Records for this task START

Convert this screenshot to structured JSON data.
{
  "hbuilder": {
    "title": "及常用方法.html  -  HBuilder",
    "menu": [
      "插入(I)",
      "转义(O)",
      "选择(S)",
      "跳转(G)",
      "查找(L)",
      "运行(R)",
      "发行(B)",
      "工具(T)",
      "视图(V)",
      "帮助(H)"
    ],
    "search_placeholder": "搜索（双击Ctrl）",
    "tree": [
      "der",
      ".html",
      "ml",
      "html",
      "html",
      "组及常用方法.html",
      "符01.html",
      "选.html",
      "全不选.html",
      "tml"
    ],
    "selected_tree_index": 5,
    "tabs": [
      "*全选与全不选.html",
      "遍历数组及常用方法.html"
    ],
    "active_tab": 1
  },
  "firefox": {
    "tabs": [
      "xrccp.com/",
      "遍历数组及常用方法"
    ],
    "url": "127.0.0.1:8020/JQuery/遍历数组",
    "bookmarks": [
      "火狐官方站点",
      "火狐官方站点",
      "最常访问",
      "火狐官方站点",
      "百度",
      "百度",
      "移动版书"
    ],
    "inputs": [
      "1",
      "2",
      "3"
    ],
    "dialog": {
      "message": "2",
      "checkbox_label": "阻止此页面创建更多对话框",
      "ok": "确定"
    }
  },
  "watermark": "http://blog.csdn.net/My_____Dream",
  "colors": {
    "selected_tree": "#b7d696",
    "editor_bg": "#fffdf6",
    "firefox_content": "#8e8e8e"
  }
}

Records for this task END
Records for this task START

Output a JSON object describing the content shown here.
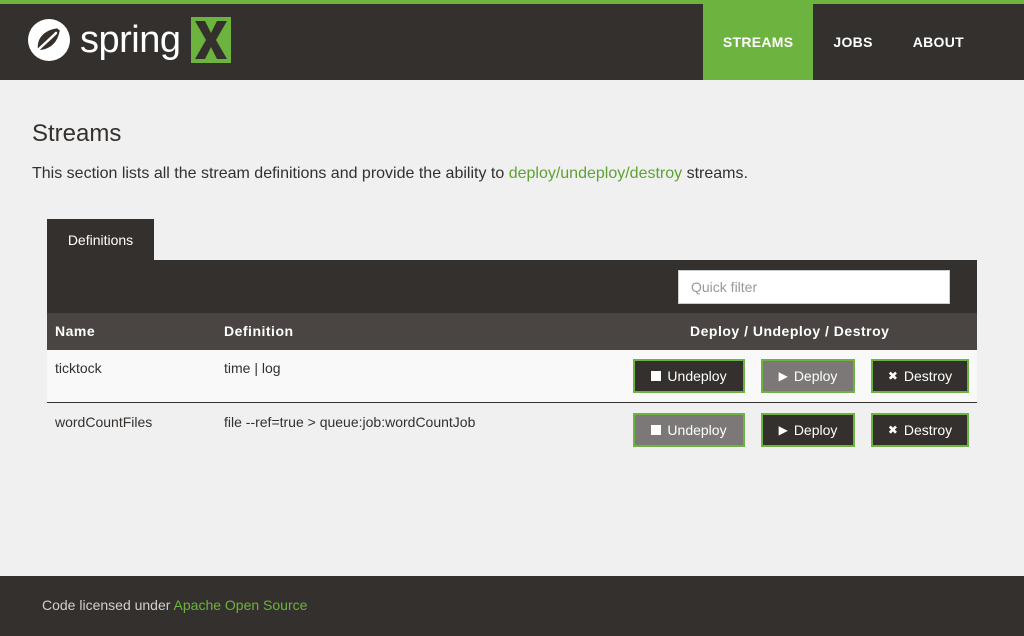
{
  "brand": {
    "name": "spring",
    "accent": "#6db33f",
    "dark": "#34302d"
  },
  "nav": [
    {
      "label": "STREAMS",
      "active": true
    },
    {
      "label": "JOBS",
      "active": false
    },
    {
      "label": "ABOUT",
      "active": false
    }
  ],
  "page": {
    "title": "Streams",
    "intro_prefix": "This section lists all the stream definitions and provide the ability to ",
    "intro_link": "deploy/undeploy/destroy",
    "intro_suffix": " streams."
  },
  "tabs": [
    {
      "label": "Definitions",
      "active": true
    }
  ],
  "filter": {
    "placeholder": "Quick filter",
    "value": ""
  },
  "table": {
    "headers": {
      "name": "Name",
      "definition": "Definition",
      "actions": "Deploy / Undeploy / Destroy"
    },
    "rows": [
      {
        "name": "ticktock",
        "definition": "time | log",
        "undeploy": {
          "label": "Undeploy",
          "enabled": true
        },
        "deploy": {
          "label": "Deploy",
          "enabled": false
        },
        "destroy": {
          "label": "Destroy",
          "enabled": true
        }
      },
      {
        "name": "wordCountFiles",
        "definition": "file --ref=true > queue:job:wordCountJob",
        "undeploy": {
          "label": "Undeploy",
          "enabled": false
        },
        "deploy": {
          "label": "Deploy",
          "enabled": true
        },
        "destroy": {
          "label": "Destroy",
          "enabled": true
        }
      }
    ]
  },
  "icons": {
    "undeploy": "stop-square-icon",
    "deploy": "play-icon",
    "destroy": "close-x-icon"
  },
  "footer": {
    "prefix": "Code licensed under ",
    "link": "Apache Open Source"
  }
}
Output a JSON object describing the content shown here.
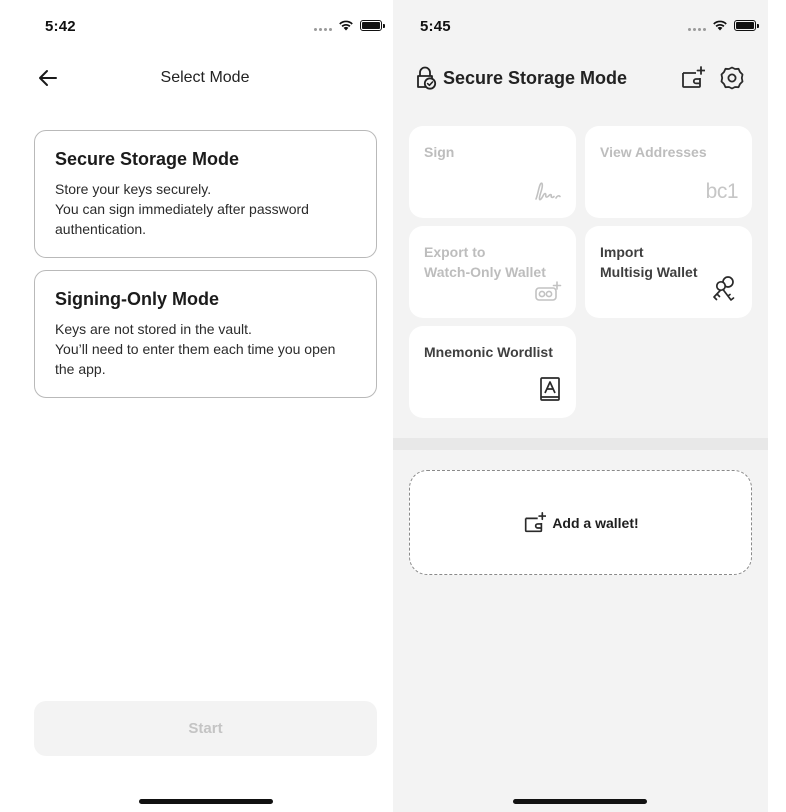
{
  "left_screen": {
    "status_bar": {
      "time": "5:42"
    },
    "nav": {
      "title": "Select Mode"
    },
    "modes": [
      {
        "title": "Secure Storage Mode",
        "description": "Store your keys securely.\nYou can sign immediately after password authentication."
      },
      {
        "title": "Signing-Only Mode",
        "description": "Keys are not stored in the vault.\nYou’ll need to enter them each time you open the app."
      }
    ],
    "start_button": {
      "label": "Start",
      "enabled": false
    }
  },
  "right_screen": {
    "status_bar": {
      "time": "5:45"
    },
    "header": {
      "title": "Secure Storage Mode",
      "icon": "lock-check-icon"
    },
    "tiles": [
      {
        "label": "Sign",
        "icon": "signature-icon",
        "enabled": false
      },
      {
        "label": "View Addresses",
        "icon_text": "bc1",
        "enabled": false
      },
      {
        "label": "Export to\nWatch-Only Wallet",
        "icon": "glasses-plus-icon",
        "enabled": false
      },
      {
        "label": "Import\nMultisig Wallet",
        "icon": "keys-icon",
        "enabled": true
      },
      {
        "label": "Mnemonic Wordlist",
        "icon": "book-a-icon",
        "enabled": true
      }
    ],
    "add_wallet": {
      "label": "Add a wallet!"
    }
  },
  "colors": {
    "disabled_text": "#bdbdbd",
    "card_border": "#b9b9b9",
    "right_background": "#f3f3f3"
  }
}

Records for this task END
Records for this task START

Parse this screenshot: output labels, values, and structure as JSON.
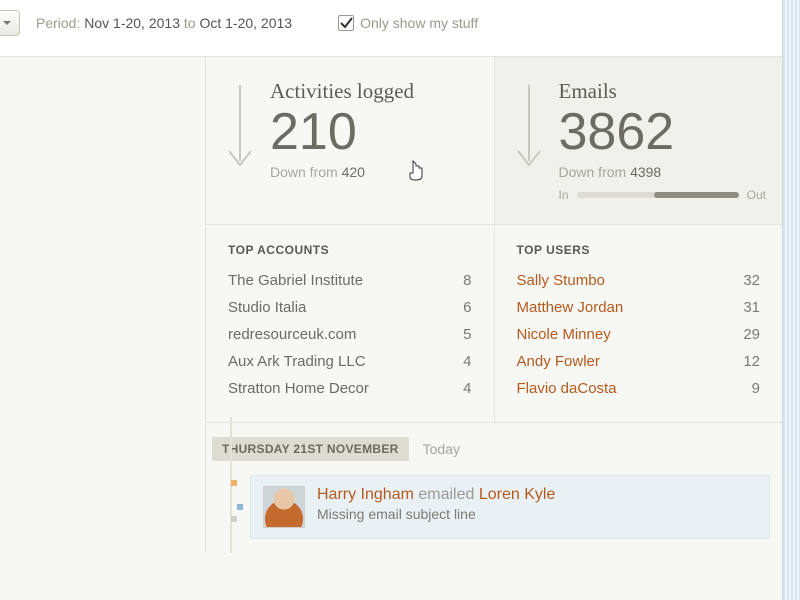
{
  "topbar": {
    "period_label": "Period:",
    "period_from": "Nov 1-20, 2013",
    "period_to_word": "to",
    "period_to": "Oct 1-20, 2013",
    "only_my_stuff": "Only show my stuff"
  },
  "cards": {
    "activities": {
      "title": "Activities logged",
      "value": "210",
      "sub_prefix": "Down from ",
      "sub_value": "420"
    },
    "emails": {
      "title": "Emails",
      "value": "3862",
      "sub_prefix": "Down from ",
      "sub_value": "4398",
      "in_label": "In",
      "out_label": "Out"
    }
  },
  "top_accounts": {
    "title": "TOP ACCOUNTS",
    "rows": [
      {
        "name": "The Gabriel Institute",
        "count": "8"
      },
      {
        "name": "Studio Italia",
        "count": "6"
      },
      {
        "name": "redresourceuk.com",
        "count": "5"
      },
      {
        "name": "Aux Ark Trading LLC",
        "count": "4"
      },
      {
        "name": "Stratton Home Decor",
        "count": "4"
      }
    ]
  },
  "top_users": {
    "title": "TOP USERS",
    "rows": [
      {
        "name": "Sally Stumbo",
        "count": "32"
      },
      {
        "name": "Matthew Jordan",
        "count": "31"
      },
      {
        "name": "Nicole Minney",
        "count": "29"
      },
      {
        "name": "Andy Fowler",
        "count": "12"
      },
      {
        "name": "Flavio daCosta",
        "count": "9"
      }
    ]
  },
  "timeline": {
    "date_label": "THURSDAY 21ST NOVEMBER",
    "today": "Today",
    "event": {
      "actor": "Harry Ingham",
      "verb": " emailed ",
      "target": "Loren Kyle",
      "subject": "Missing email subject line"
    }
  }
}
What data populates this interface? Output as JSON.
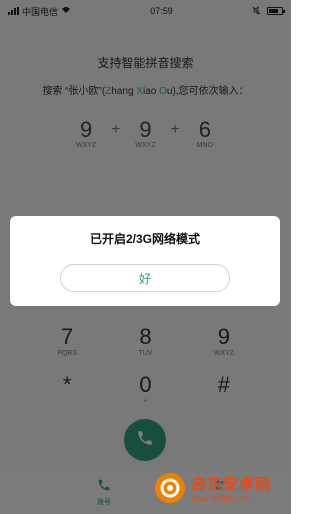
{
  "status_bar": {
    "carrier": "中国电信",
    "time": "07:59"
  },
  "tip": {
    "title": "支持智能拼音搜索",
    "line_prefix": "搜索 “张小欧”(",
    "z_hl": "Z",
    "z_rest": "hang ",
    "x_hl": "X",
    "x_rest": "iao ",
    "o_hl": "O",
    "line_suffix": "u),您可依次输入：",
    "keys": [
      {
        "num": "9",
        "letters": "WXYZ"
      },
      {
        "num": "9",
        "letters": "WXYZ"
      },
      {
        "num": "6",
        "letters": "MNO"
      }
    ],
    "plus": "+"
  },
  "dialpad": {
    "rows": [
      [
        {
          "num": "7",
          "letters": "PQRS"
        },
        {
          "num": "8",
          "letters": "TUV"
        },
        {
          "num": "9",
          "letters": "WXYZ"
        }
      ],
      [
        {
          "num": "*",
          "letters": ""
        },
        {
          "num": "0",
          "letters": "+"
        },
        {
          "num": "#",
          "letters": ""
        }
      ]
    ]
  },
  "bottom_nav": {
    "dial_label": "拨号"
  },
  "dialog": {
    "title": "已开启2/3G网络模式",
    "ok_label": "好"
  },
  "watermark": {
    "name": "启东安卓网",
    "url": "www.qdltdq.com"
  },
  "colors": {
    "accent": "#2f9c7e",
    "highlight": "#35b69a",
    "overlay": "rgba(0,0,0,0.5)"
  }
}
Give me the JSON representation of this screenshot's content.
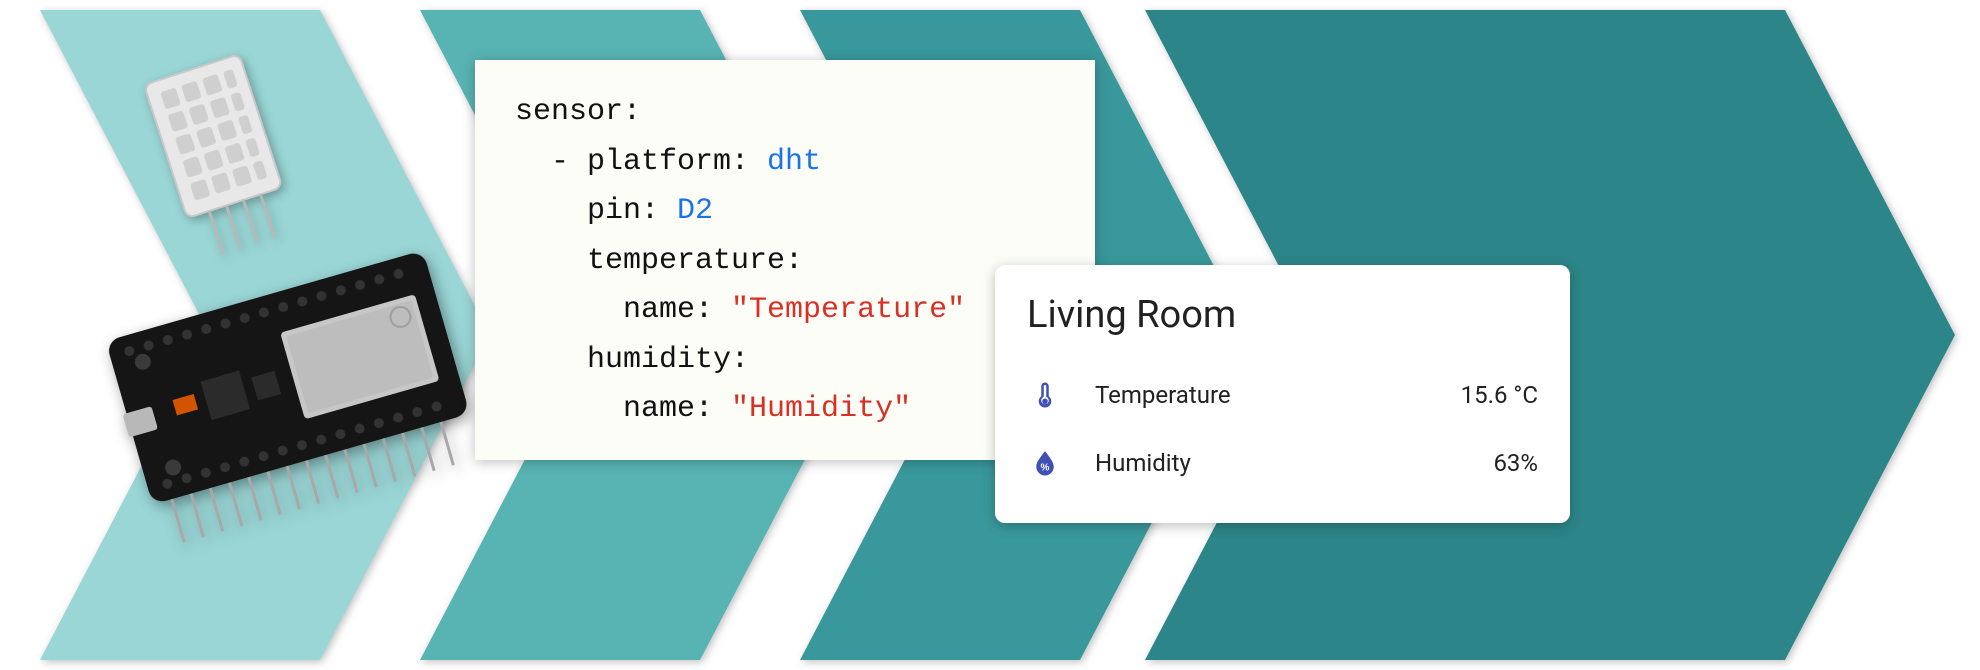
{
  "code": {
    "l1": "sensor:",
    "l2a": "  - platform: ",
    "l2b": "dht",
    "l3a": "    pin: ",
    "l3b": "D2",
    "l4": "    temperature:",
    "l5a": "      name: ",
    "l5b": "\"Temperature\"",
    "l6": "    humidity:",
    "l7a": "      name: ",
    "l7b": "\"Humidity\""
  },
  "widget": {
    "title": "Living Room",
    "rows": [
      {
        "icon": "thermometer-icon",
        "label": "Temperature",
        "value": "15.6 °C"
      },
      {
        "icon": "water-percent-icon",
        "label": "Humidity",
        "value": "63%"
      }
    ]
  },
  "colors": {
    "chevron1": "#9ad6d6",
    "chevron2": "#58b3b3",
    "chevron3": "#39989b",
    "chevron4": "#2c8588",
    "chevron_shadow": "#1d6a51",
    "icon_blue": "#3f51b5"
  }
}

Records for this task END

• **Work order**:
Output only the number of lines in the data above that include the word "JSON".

• **The answer**:
6